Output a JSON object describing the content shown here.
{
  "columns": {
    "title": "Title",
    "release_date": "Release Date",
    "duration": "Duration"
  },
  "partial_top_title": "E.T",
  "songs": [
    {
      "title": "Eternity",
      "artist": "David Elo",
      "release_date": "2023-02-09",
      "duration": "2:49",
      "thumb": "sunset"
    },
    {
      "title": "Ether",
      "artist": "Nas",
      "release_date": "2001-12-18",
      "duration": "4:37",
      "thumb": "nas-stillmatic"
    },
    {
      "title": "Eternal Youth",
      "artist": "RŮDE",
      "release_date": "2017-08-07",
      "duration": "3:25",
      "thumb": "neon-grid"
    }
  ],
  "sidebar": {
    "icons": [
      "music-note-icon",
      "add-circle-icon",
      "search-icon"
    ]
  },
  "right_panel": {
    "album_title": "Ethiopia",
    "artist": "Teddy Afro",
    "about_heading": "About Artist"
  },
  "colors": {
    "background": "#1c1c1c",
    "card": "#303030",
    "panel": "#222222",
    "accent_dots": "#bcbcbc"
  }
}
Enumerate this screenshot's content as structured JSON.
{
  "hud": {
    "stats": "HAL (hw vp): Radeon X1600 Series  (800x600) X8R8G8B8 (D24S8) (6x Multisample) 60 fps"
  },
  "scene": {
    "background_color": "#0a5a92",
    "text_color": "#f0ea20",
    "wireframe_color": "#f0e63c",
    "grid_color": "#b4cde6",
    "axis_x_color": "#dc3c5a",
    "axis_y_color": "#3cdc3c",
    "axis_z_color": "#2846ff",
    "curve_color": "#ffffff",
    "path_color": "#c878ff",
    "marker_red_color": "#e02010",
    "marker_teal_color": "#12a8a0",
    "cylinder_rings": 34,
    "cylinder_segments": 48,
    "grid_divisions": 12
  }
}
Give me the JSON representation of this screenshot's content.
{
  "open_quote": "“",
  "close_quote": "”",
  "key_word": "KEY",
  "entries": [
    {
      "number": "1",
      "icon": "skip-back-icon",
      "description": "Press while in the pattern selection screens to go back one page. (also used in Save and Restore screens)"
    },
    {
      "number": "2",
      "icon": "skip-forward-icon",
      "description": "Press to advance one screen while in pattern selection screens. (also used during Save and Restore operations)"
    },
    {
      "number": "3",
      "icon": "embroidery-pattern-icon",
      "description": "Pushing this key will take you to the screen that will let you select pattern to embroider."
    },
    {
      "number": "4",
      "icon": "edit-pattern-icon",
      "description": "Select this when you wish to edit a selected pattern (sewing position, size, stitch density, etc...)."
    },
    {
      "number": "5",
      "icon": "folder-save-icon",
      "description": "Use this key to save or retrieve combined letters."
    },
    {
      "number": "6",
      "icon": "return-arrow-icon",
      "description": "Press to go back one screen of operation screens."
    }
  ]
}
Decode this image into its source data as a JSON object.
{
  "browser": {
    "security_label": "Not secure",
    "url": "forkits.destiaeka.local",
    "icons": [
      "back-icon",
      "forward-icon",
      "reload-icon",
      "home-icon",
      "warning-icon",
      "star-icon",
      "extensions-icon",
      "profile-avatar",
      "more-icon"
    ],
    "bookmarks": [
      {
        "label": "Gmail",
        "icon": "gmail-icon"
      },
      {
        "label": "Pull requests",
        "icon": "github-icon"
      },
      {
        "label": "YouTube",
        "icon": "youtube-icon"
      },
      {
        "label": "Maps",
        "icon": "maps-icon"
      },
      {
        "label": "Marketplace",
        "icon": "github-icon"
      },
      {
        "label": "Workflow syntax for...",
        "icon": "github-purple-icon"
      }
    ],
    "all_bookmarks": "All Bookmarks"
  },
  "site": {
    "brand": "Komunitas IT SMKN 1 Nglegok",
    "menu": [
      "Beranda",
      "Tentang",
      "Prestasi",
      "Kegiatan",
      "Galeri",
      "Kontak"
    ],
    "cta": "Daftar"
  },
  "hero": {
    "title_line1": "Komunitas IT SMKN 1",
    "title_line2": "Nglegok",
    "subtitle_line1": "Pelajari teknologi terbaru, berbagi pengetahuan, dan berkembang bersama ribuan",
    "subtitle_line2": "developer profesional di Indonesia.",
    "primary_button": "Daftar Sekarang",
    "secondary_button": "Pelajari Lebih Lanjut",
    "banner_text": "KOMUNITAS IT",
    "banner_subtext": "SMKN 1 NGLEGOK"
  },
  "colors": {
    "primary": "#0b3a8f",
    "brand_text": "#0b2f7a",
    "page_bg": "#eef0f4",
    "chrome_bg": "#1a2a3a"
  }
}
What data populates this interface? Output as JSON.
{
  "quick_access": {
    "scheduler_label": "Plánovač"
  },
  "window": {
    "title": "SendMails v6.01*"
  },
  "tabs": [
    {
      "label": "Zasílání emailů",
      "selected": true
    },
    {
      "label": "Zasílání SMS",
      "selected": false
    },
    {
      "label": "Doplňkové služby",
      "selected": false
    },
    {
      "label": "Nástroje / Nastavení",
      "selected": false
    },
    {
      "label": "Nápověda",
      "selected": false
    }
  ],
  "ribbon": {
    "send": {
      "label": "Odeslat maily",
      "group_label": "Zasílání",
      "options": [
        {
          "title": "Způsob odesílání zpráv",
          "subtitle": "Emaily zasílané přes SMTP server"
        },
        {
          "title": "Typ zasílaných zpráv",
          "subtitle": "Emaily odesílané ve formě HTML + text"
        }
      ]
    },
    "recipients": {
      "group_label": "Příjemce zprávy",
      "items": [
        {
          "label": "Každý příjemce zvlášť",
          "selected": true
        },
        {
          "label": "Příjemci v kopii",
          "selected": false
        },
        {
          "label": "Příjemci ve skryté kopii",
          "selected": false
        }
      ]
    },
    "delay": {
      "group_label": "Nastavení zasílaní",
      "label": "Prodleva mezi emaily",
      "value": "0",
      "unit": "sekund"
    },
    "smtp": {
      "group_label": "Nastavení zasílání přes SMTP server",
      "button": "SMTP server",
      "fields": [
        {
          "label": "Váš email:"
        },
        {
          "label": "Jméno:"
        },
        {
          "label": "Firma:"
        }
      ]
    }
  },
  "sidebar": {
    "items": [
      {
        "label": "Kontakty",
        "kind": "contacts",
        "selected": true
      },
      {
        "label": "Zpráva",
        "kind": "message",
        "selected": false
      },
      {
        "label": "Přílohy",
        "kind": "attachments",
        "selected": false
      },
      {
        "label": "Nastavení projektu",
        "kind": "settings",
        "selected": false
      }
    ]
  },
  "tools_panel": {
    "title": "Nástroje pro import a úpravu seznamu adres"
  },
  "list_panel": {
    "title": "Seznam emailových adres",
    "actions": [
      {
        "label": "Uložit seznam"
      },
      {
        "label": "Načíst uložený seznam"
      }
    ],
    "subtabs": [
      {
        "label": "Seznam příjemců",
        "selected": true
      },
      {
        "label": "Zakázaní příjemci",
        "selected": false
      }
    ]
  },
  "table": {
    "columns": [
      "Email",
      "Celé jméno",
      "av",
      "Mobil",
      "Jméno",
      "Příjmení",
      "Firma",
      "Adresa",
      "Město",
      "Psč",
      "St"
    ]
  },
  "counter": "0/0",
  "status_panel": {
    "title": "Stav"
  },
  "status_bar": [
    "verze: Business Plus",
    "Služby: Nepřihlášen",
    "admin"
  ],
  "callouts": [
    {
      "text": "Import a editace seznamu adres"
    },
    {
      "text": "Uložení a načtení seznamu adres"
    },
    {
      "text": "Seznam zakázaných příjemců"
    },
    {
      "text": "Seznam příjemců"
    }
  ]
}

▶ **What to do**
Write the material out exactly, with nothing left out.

▶ **Answer space**
Output a JSON object describing the content shown here.
{
  "columns": {
    "title": "Title",
    "release_date": "Release Date",
    "duration": "Duration"
  },
  "partial_top_title": "E.T",
  "songs": [
    {
      "title": "Eternity",
      "artist": "David Elo",
      "release_date": "2023-02-09",
      "duration": "2:49",
      "thumb": "sunset"
    },
    {
      "title": "Ether",
      "artist": "Nas",
      "release_date": "2001-12-18",
      "duration": "4:37",
      "thumb": "nas-stillmatic"
    },
    {
      "title": "Eternal Youth",
      "artist": "RŮDE",
      "release_date": "2017-08-07",
      "duration": "3:25",
      "thumb": "neon-grid"
    }
  ],
  "sidebar": {
    "icons": [
      "music-note-icon",
      "add-circle-icon",
      "search-icon"
    ]
  },
  "right_panel": {
    "album_title": "Ethiopia",
    "artist": "Teddy Afro",
    "about_heading": "About Artist"
  },
  "colors": {
    "background": "#1c1c1c",
    "card": "#303030",
    "panel": "#222222",
    "accent_dots": "#bcbcbc"
  }
}
Enumerate this screenshot's content as structured JSON.
{
  "hud": {
    "stats": "HAL (hw vp): Radeon X1600 Series  (800x600) X8R8G8B8 (D24S8) (6x Multisample) 60 fps"
  },
  "scene": {
    "background_color": "#0a5a92",
    "text_color": "#f0ea20",
    "wireframe_color": "#f0e63c",
    "grid_color": "#b4cde6",
    "axis_x_color": "#dc3c5a",
    "axis_y_color": "#3cdc3c",
    "axis_z_color": "#2846ff",
    "curve_color": "#ffffff",
    "path_color": "#c878ff",
    "marker_red_color": "#e02010",
    "marker_teal_color": "#12a8a0",
    "cylinder_rings": 34,
    "cylinder_segments": 48,
    "grid_divisions": 12
  }
}
Give me the JSON representation of this screenshot's content.
{
  "open_quote": "“",
  "close_quote": "”",
  "key_word": "KEY",
  "entries": [
    {
      "number": "1",
      "icon": "skip-back-icon",
      "description": "Press while in the pattern selection screens to go back one page. (also used in Save and Restore screens)"
    },
    {
      "number": "2",
      "icon": "skip-forward-icon",
      "description": "Press to advance one screen while in pattern selection screens. (also used during Save and Restore operations)"
    },
    {
      "number": "3",
      "icon": "embroidery-pattern-icon",
      "description": "Pushing this key will take you to the screen that will let you select pattern to embroider."
    },
    {
      "number": "4",
      "icon": "edit-pattern-icon",
      "description": "Select this when you wish to edit a selected pattern (sewing position, size, stitch density, etc...)."
    },
    {
      "number": "5",
      "icon": "folder-save-icon",
      "description": "Use this key to save or retrieve combined letters."
    },
    {
      "number": "6",
      "icon": "return-arrow-icon",
      "description": "Press to go back one screen of operation screens."
    }
  ]
}
Decode this image into its source data as a JSON object.
{
  "browser": {
    "security_label": "Not secure",
    "url": "forkits.destiaeka.local",
    "icons": [
      "back-icon",
      "forward-icon",
      "reload-icon",
      "home-icon",
      "warning-icon",
      "star-icon",
      "extensions-icon",
      "profile-avatar",
      "more-icon"
    ],
    "bookmarks": [
      {
        "label": "Gmail",
        "icon": "gmail-icon"
      },
      {
        "label": "Pull requests",
        "icon": "github-icon"
      },
      {
        "label": "YouTube",
        "icon": "youtube-icon"
      },
      {
        "label": "Maps",
        "icon": "maps-icon"
      },
      {
        "label": "Marketplace",
        "icon": "github-icon"
      },
      {
        "label": "Workflow syntax for...",
        "icon": "github-purple-icon"
      }
    ],
    "all_bookmarks": "All Bookmarks"
  },
  "site": {
    "brand": "Komunitas IT SMKN 1 Nglegok",
    "menu": [
      "Beranda",
      "Tentang",
      "Prestasi",
      "Kegiatan",
      "Galeri",
      "Kontak"
    ],
    "cta": "Daftar"
  },
  "hero": {
    "title_line1": "Komunitas IT SMKN 1",
    "title_line2": "Nglegok",
    "subtitle_line1": "Pelajari teknologi terbaru, berbagi pengetahuan, dan berkembang bersama ribuan",
    "subtitle_line2": "developer profesional di Indonesia.",
    "primary_button": "Daftar Sekarang",
    "secondary_button": "Pelajari Lebih Lanjut",
    "banner_text": "KOMUNITAS IT",
    "banner_subtext": "SMKN 1 NGLEGOK"
  },
  "colors": {
    "primary": "#0b3a8f",
    "brand_text": "#0b2f7a",
    "page_bg": "#eef0f4",
    "chrome_bg": "#1a2a3a"
  }
}
What data populates this interface? Output as JSON.
{
  "quick_access": {
    "scheduler_label": "Plánovač"
  },
  "window": {
    "title": "SendMails v6.01*"
  },
  "tabs": [
    {
      "label": "Zasílání emailů",
      "selected": true
    },
    {
      "label": "Zasílání SMS",
      "selected": false
    },
    {
      "label": "Doplňkové služby",
      "selected": false
    },
    {
      "label": "Nástroje / Nastavení",
      "selected": false
    },
    {
      "label": "Nápověda",
      "selected": false
    }
  ],
  "ribbon": {
    "send": {
      "label": "Odeslat maily",
      "group_label": "Zasílání",
      "options": [
        {
          "title": "Způsob odesílání zpráv",
          "subtitle": "Emaily zasílané přes SMTP server"
        },
        {
          "title": "Typ zasílaných zpráv",
          "subtitle": "Emaily odesílané ve formě HTML + text"
        }
      ]
    },
    "recipients": {
      "group_label": "Příjemce zprávy",
      "items": [
        {
          "label": "Každý příjemce zvlášť",
          "selected": true
        },
        {
          "label": "Příjemci v kopii",
          "selected": false
        },
        {
          "label": "Příjemci ve skryté kopii",
          "selected": false
        }
      ]
    },
    "delay": {
      "group_label": "Nastavení zasílaní",
      "label": "Prodleva mezi emaily",
      "value": "0",
      "unit": "sekund"
    },
    "smtp": {
      "group_label": "Nastavení zasílání přes SMTP server",
      "button": "SMTP server",
      "fields": [
        {
          "label": "Váš email:"
        },
        {
          "label": "Jméno:"
        },
        {
          "label": "Firma:"
        }
      ]
    }
  },
  "sidebar": {
    "items": [
      {
        "label": "Kontakty",
        "kind": "contacts",
        "selected": true
      },
      {
        "label": "Zpráva",
        "kind": "message",
        "selected": false
      },
      {
        "label": "Přílohy",
        "kind": "attachments",
        "selected": false
      },
      {
        "label": "Nastavení projektu",
        "kind": "settings",
        "selected": false
      }
    ]
  },
  "tools_panel": {
    "title": "Nástroje pro import a úpravu seznamu adres"
  },
  "list_panel": {
    "title": "Seznam emailových adres",
    "actions": [
      {
        "label": "Uložit seznam"
      },
      {
        "label": "Načíst uložený seznam"
      }
    ],
    "subtabs": [
      {
        "label": "Seznam příjemců",
        "selected": true
      },
      {
        "label": "Zakázaní příjemci",
        "selected": false
      }
    ]
  },
  "table": {
    "columns": [
      "Email",
      "Celé jméno",
      "av",
      "Mobil",
      "Jméno",
      "Příjmení",
      "Firma",
      "Adresa",
      "Město",
      "Psč",
      "St"
    ]
  },
  "counter": "0/0",
  "status_panel": {
    "title": "Stav"
  },
  "status_bar": [
    "verze: Business Plus",
    "Služby: Nepřihlášen",
    "admin"
  ],
  "callouts": [
    {
      "text": "Import a editace seznamu adres"
    },
    {
      "text": "Uložení a načtení seznamu adres"
    },
    {
      "text": "Seznam zakázaných příjemců"
    },
    {
      "text": "Seznam příjemců"
    }
  ]
}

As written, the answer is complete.